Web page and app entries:
────────────────────────────────────────
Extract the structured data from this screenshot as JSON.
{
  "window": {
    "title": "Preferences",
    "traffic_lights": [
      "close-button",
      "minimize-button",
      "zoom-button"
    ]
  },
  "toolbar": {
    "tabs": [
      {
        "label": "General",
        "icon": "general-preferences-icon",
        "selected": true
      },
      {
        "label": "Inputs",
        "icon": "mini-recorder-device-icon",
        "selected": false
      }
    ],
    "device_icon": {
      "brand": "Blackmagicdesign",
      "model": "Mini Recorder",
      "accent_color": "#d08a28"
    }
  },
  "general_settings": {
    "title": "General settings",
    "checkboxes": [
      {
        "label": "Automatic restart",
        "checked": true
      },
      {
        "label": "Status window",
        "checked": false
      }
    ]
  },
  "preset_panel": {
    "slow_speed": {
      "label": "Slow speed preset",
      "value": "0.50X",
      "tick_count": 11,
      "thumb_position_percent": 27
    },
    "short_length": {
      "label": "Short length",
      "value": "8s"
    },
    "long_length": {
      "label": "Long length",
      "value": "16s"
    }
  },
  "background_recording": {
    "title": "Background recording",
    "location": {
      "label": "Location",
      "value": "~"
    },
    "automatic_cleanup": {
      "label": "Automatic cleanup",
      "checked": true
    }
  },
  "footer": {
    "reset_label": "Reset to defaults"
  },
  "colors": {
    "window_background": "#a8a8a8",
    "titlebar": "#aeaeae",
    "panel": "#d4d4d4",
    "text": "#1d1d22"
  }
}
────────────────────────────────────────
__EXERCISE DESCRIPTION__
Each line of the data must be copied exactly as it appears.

__RESULT OF THE TASK__
Extract the structured data from this screenshot as JSON.
{
  "window": {
    "title": "Preferences",
    "traffic_lights": [
      "close-button",
      "minimize-button",
      "zoom-button"
    ]
  },
  "toolbar": {
    "tabs": [
      {
        "label": "General",
        "icon": "general-preferences-icon",
        "selected": true
      },
      {
        "label": "Inputs",
        "icon": "mini-recorder-device-icon",
        "selected": false
      }
    ],
    "device_icon": {
      "brand": "Blackmagicdesign",
      "model": "Mini Recorder",
      "accent_color": "#d08a28"
    }
  },
  "general_settings": {
    "title": "General settings",
    "checkboxes": [
      {
        "label": "Automatic restart",
        "checked": true
      },
      {
        "label": "Status window",
        "checked": false
      }
    ]
  },
  "preset_panel": {
    "slow_speed": {
      "label": "Slow speed preset",
      "value": "0.50X",
      "tick_count": 11,
      "thumb_position_percent": 27
    },
    "short_length": {
      "label": "Short length",
      "value": "8s"
    },
    "long_length": {
      "label": "Long length",
      "value": "16s"
    }
  },
  "background_recording": {
    "title": "Background recording",
    "location": {
      "label": "Location",
      "value": "~"
    },
    "automatic_cleanup": {
      "label": "Automatic cleanup",
      "checked": true
    }
  },
  "footer": {
    "reset_label": "Reset to defaults"
  },
  "colors": {
    "window_background": "#a8a8a8",
    "titlebar": "#aeaeae",
    "panel": "#d4d4d4",
    "text": "#1d1d22"
  }
}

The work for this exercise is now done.